*** Record set Section Begins ***
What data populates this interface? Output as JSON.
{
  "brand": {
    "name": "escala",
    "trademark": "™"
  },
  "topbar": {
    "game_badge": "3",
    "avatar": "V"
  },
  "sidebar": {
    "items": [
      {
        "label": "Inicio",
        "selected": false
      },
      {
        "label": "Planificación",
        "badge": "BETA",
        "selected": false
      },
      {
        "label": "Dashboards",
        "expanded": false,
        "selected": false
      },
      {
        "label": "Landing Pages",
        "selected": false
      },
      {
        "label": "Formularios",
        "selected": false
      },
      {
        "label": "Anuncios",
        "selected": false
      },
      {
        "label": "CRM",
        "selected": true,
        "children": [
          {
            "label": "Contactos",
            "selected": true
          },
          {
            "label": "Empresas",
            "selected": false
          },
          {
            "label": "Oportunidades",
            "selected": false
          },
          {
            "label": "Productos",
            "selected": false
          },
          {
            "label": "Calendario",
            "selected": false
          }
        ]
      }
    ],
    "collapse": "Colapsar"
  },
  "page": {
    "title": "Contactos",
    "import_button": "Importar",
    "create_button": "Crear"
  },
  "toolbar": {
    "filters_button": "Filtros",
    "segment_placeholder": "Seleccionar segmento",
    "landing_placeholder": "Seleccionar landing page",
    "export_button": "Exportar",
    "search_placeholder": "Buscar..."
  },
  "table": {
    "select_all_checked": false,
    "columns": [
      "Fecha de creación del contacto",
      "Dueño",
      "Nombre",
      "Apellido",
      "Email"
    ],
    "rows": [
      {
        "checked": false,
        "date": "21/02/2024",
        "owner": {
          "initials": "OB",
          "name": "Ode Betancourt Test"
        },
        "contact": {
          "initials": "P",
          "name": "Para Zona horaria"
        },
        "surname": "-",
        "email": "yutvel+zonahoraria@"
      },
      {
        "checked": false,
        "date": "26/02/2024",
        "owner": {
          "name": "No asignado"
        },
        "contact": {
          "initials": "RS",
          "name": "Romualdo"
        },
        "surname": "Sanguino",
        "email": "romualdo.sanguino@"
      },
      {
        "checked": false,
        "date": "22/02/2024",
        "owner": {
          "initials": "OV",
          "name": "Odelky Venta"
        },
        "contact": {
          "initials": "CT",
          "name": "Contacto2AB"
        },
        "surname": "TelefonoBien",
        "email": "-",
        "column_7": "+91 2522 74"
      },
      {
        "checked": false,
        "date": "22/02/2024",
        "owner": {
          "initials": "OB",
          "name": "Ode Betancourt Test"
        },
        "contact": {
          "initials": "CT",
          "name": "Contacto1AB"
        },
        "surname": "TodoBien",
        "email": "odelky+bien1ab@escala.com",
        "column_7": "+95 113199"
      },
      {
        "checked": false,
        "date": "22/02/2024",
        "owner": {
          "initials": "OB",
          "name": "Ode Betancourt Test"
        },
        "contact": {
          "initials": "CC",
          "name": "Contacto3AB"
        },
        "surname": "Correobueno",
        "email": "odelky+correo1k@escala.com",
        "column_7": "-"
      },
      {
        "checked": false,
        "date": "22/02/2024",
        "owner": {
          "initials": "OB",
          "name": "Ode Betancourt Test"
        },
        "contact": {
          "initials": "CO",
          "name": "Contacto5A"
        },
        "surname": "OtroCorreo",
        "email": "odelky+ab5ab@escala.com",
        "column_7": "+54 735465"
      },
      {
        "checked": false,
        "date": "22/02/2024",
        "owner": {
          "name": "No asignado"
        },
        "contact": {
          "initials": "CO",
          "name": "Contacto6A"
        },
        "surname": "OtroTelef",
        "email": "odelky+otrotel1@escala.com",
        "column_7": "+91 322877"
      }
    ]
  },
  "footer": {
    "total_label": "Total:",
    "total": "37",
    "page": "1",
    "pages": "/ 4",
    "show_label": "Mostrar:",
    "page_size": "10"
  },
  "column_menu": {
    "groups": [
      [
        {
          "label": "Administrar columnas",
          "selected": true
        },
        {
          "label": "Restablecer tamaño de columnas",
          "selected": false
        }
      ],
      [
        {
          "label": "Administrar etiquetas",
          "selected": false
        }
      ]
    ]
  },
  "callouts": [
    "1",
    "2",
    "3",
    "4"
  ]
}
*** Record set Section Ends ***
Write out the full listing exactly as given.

What data populates this interface? Output as JSON.
{
  "brand": {
    "name": "escala",
    "trademark": "™"
  },
  "topbar": {
    "game_badge": "3",
    "avatar": "V"
  },
  "sidebar": {
    "items": [
      {
        "label": "Inicio",
        "selected": false
      },
      {
        "label": "Planificación",
        "badge": "BETA",
        "selected": false
      },
      {
        "label": "Dashboards",
        "expanded": false,
        "selected": false
      },
      {
        "label": "Landing Pages",
        "selected": false
      },
      {
        "label": "Formularios",
        "selected": false
      },
      {
        "label": "Anuncios",
        "selected": false
      },
      {
        "label": "CRM",
        "selected": true,
        "children": [
          {
            "label": "Contactos",
            "selected": true
          },
          {
            "label": "Empresas",
            "selected": false
          },
          {
            "label": "Oportunidades",
            "selected": false
          },
          {
            "label": "Productos",
            "selected": false
          },
          {
            "label": "Calendario",
            "selected": false
          }
        ]
      }
    ],
    "collapse": "Colapsar"
  },
  "page": {
    "title": "Contactos",
    "import_button": "Importar",
    "create_button": "Crear"
  },
  "toolbar": {
    "filters_button": "Filtros",
    "segment_placeholder": "Seleccionar segmento",
    "landing_placeholder": "Seleccionar landing page",
    "export_button": "Exportar",
    "search_placeholder": "Buscar..."
  },
  "table": {
    "select_all_checked": false,
    "columns": [
      "Fecha de creación del contacto",
      "Dueño",
      "Nombre",
      "Apellido",
      "Email"
    ],
    "rows": [
      {
        "checked": false,
        "date": "21/02/2024",
        "owner": {
          "initials": "OB",
          "name": "Ode Betancourt Test"
        },
        "contact": {
          "initials": "P",
          "name": "Para Zona horaria"
        },
        "surname": "-",
        "email": "yutvel+zonahoraria@"
      },
      {
        "checked": false,
        "date": "26/02/2024",
        "owner": {
          "name": "No asignado"
        },
        "contact": {
          "initials": "RS",
          "name": "Romualdo"
        },
        "surname": "Sanguino",
        "email": "romualdo.sanguino@"
      },
      {
        "checked": false,
        "date": "22/02/2024",
        "owner": {
          "initials": "OV",
          "name": "Odelky Venta"
        },
        "contact": {
          "initials": "CT",
          "name": "Contacto2AB"
        },
        "surname": "TelefonoBien",
        "email": "-",
        "column_7": "+91 2522 74"
      },
      {
        "checked": false,
        "date": "22/02/2024",
        "owner": {
          "initials": "OB",
          "name": "Ode Betancourt Test"
        },
        "contact": {
          "initials": "CT",
          "name": "Contacto1AB"
        },
        "surname": "TodoBien",
        "email": "odelky+bien1ab@escala.com",
        "column_7": "+95 113199"
      },
      {
        "checked": false,
        "date": "22/02/2024",
        "owner": {
          "initials": "OB",
          "name": "Ode Betancourt Test"
        },
        "contact": {
          "initials": "CC",
          "name": "Contacto3AB"
        },
        "surname": "Correobueno",
        "email": "odelky+correo1k@escala.com",
        "column_7": "-"
      },
      {
        "checked": false,
        "date": "22/02/2024",
        "owner": {
          "initials": "OB",
          "name": "Ode Betancourt Test"
        },
        "contact": {
          "initials": "CO",
          "name": "Contacto5A"
        },
        "surname": "OtroCorreo",
        "email": "odelky+ab5ab@escala.com",
        "column_7": "+54 735465"
      },
      {
        "checked": false,
        "date": "22/02/2024",
        "owner": {
          "name": "No asignado"
        },
        "contact": {
          "initials": "CO",
          "name": "Contacto6A"
        },
        "surname": "OtroTelef",
        "email": "odelky+otrotel1@escala.com",
        "column_7": "+91 322877"
      }
    ]
  },
  "footer": {
    "total_label": "Total:",
    "total": "37",
    "page": "1",
    "pages": "/ 4",
    "show_label": "Mostrar:",
    "page_size": "10"
  },
  "column_menu": {
    "groups": [
      [
        {
          "label": "Administrar columnas",
          "selected": true
        },
        {
          "label": "Restablecer tamaño de columnas",
          "selected": false
        }
      ],
      [
        {
          "label": "Administrar etiquetas",
          "selected": false
        }
      ]
    ]
  },
  "callouts": [
    "1",
    "2",
    "3",
    "4"
  ]
}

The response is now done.